In the meantime, my younger brother had become quite the trader and had amassed a stock of premium [card Flooded Strand]Onslaught Fetches[/card] and [card Crucible of Worlds]Crucibles of Worlds[/card]. For the first time, I was contemplating trading cards I might use, like [card Volcanic Island]Revised Duals[/card] for premium versions of cards I already had.
Over the last few weeks I’ve started to question my decision again. I’m brewing Modern decks without the pieces to build them and my binder isn’t exactly lush with high value cards. I’ve traded the vast majority of my collection into a combination of high end foils and hundreds of foil junk rares. It’s not that my collection has lost value, but rather that a lot of its worth is tied up in cards that are impossible to move quickly if I need to.
How do you get rid of a foil Mindless Automaton? You let it sit in a binder for months until you find somebody else trying to foil out a Commander deck, at which point you get the great benefit of trading it for a dollar. Investing in this sort of stock is preposterous unless you get a lot enjoyment out of using it. I’m not sure the aesthetic enhancement of my Commander decks is worth more to me than being able to build more decks for a range of formats.
I’m Only Choosing
So now it’s time to decide how I’m going to move forward. If I start trying to de-foil my decks, will I regret it later when I (supposedly) have more spending money? If I don’t, will I regret it when I end up without a ticket at the end of the coming Modern PTQ season? I talked things over with my brother. We came to a few different plausible solutions.
1. Dump Foils
The first option is to go with my head. This choice makes the most logical sense and the only real barrier to choosing it is how much enjoy looking at the foils in my Commander decks and attached to them I am.
2. Keep Foiling
The second easy option is to continue trading other resources into foils for my decks and take a hit to my deck-building capabilities for the short term. This option leaves me likewise uneasy because it seems so senseless. Of course, something in between might be possible.
3. Only Expensive Foils
Not trading for a bunch of junk rares means that it would be easier to move a bunch of high-value foils to traders if I ended up needing to liquidate them and I would still get to have foils in my Commander decks. Still, this solution does nothing to serve my short term deck-building needs. What’s more, it has little immediate impact since it would take a while to trade away my junk foils.
4. Only Cheap Foils
Getting rid of my expensive foils would mean a lot less money tied up in Commander decks, but it doesn’t actually do much for me. The high end foils I have and trade for are cards I think are good investments anyway, so if I’d be trading for them regardless, I might as well play them.
5. No New Foils
Another solution is to keep my current stock of hard to move foils but not to trade into any new ones. ‘Staunching the bleeding’, if you will.

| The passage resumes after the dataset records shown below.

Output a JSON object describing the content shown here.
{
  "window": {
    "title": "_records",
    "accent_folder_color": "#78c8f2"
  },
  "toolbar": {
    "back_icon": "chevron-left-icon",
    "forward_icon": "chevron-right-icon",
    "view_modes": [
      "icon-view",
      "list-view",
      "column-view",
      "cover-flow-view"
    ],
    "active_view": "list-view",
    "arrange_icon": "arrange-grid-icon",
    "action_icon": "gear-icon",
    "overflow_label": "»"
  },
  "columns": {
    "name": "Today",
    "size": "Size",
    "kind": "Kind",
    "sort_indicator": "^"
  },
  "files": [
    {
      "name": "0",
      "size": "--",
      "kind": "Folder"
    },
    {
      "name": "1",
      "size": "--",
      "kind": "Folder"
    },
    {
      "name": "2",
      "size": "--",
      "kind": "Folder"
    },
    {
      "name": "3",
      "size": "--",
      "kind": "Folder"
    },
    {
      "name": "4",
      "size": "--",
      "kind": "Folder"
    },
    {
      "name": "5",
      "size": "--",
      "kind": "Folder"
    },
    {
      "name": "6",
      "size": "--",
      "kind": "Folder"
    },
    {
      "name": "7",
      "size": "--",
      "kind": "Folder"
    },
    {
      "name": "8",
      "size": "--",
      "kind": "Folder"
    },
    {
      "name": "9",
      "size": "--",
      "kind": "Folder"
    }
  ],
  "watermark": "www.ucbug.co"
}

6. Foil the Favorites
The final possibility we explored is to foil out Commander decks, but not as quickly as I have been doing. My stance up ’til now has been to trade for junky foils for any deck I’m even considering building because I don’t know how long it might be until I run across them again. And I don’t want to miss out.
This has resulted in a lot of unused foils from decks that either never came together or got taken apart soon after the fact. By only looking to foil out tried and true decks, I would miss out on opportunities for some foils but I’d also waste a lot less money.
I still haven’t decided on a course of action but I hope my journey has given you some additional insight into the world of foils. I’d love to hear your stance on the matter.